Attention, crustacean fans: Aug. 6 marks the start of the Florida Keys lobster season. Given their location surrounded by the Atlantic Ocean and the Gulf of Mexico, the Keys are a paradise for lovers of fish and seafood. And topping the list of seafood standouts is the native lobster — often called spiny lobster.
The road unrolls like a long gray ribbon, with vast vistas of turquoise water and paler blue sky stretching endlessly on either side. Driving down the Florida Keys Overseas Highway, it’s clear why this roadway is sometimes called the Highway That Goes to Sea — and a “bucket list” drive that everyone should experience.
Kristie Killam’s love of nature is an underlying theme in her life and career. As park ranger for the Florida Keys’ four national wildlife refuges, Kristie oversees the refuges’ Nature Center, opened last fall, and the nonprofit Florida Keys Wildlife Society “friends” group of volunteers and partners. She’s also a skilled nature photographer.
Conservation-minded divers and snorkelers can enjoy a unique underwater concert that supports reef protection Saturday, July 11, in the Florida Keys — home to the continental United States' only living coral barrier reef. The Lower Keys Underwater Music Festival takes place at beautiful Looe Key Reef in the Florida Keys National Marine Sanctuary.
The wait is over. The Florida Keys & Key West reopened June 1, and are welcoming visitors again after being closed for more than two months because of the global COVID-19 crisis. While Keys businesses are committed to safeguarding visitors’ health, travelers are encouraged to share the responsibility by adopting local health protocols.
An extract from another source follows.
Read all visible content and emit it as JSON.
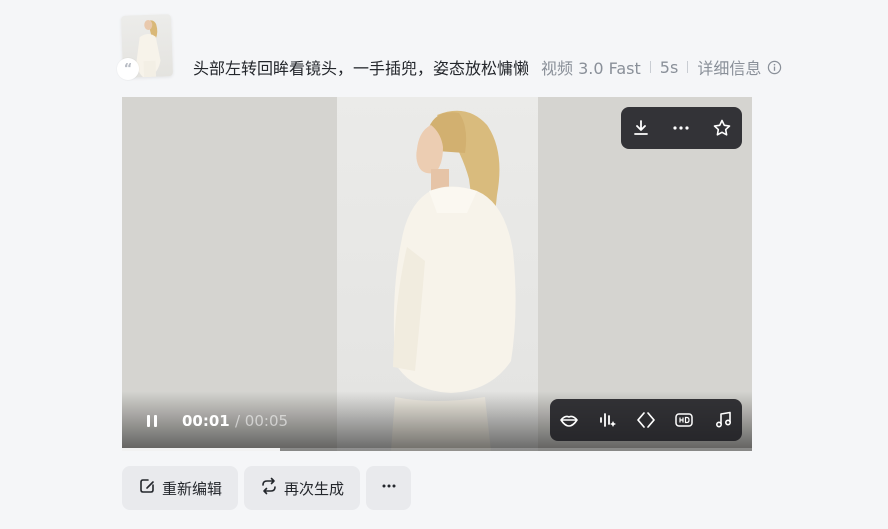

Throughout the Florida Keys, businesses ranging from resorts and restaurants to attractions and watersports charters are making final preparations to welcome visitors back beginning Monday, June 1 — embracing enhanced measures to protect all travelers’ health and safety. The Keys have been closed to nonresidents since March 22 because of the global COVID-19 outbreak.
If you’re craving the Florida Keys during this time of widespread COVID-19 travel restrictions, there’s a remedy for that: recreate your favorite Keys memory while staying safe at home, capture it in a mini-video, and submit the video to the island chain’s new Instagram contest. Hashtagged #FLKeysAtHomeChallenge, the competition continues through May 25.
The Florida Keys tourism council has debuted a social media-based “Safer@Home” program — to entertain and inspire during coronavirus-induced stay-at-home sojourns, and provide a virtual connection between the island chain and people who love it. Fans can tune in to the Keys’ Facebook, Instagram and Twitter for unique live-stream content direct from the destination.
While travel and socialization are largely at a standstill nationwide, one aspect of Florida Keys residents’ lives continues to flourish: their creativity. The Keys are home to artisan sandal makers, jewelry designers, producers of island-inspired beers and spirits, beekeepers and confectioners, and people whose passion is ceramics, woodcarving, metalwork, fine crafts and more.
While the Florida Keys are temporarily closed to visitors, the Lower Keys’ miniature Key deer continue to flourish, untroubled by the global coronavirus crisis. The deer have been protected for more than 60 years in the National Key Deer Refuge — thanks partly to an unorthodox lawman who helped save the species from extinction.